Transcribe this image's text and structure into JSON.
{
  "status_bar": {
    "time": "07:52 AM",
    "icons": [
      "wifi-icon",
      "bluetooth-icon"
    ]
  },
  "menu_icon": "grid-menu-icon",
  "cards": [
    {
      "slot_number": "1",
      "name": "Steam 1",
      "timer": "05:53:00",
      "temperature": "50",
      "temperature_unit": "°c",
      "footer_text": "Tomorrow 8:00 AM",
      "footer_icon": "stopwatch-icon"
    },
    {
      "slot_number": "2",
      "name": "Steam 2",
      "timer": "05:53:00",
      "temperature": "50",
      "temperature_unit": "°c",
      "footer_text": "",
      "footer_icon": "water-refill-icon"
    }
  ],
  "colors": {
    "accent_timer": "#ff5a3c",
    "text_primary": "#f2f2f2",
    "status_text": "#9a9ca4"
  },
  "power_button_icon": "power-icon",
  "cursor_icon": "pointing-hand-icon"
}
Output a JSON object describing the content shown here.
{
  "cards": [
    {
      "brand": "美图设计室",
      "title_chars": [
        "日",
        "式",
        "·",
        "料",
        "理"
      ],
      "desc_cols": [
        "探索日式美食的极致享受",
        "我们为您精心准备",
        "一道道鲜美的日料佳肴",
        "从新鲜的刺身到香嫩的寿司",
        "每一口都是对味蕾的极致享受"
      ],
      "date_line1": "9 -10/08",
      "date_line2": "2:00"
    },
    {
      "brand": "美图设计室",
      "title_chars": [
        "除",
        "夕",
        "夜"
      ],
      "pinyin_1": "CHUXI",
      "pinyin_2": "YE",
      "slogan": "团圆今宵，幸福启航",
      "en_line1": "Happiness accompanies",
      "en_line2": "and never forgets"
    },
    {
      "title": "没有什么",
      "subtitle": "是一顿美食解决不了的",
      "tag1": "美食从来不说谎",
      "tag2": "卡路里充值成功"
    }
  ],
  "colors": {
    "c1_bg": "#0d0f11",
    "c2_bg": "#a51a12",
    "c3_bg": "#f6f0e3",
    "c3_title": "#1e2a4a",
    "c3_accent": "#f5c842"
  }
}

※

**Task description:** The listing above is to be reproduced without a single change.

**Response below:**
Transcribe this image's text and structure into JSON.
{
  "status_bar": {
    "time": "07:52 AM",
    "icons": [
      "wifi-icon",
      "bluetooth-icon"
    ]
  },
  "menu_icon": "grid-menu-icon",
  "cards": [
    {
      "slot_number": "1",
      "name": "Steam 1",
      "timer": "05:53:00",
      "temperature": "50",
      "temperature_unit": "°c",
      "footer_text": "Tomorrow 8:00 AM",
      "footer_icon": "stopwatch-icon"
    },
    {
      "slot_number": "2",
      "name": "Steam 2",
      "timer": "05:53:00",
      "temperature": "50",
      "temperature_unit": "°c",
      "footer_text": "",
      "footer_icon": "water-refill-icon"
    }
  ],
  "colors": {
    "accent_timer": "#ff5a3c",
    "text_primary": "#f2f2f2",
    "status_text": "#9a9ca4"
  },
  "power_button_icon": "power-icon",
  "cursor_icon": "pointing-hand-icon"
}
Output a JSON object describing the content shown here.
{
  "cards": [
    {
      "brand": "美图设计室",
      "title_chars": [
        "日",
        "式",
        "·",
        "料",
        "理"
      ],
      "desc_cols": [
        "探索日式美食的极致享受",
        "我们为您精心准备",
        "一道道鲜美的日料佳肴",
        "从新鲜的刺身到香嫩的寿司",
        "每一口都是对味蕾的极致享受"
      ],
      "date_line1": "9 -10/08",
      "date_line2": "2:00"
    },
    {
      "brand": "美图设计室",
      "title_chars": [
        "除",
        "夕",
        "夜"
      ],
      "pinyin_1": "CHUXI",
      "pinyin_2": "YE",
      "slogan": "团圆今宵，幸福启航",
      "en_line1": "Happiness accompanies",
      "en_line2": "and never forgets"
    },
    {
      "title": "没有什么",
      "subtitle": "是一顿美食解决不了的",
      "tag1": "美食从来不说谎",
      "tag2": "卡路里充值成功"
    }
  ],
  "colors": {
    "c1_bg": "#0d0f11",
    "c2_bg": "#a51a12",
    "c3_bg": "#f6f0e3",
    "c3_title": "#1e2a4a",
    "c3_accent": "#f5c842"
  }
}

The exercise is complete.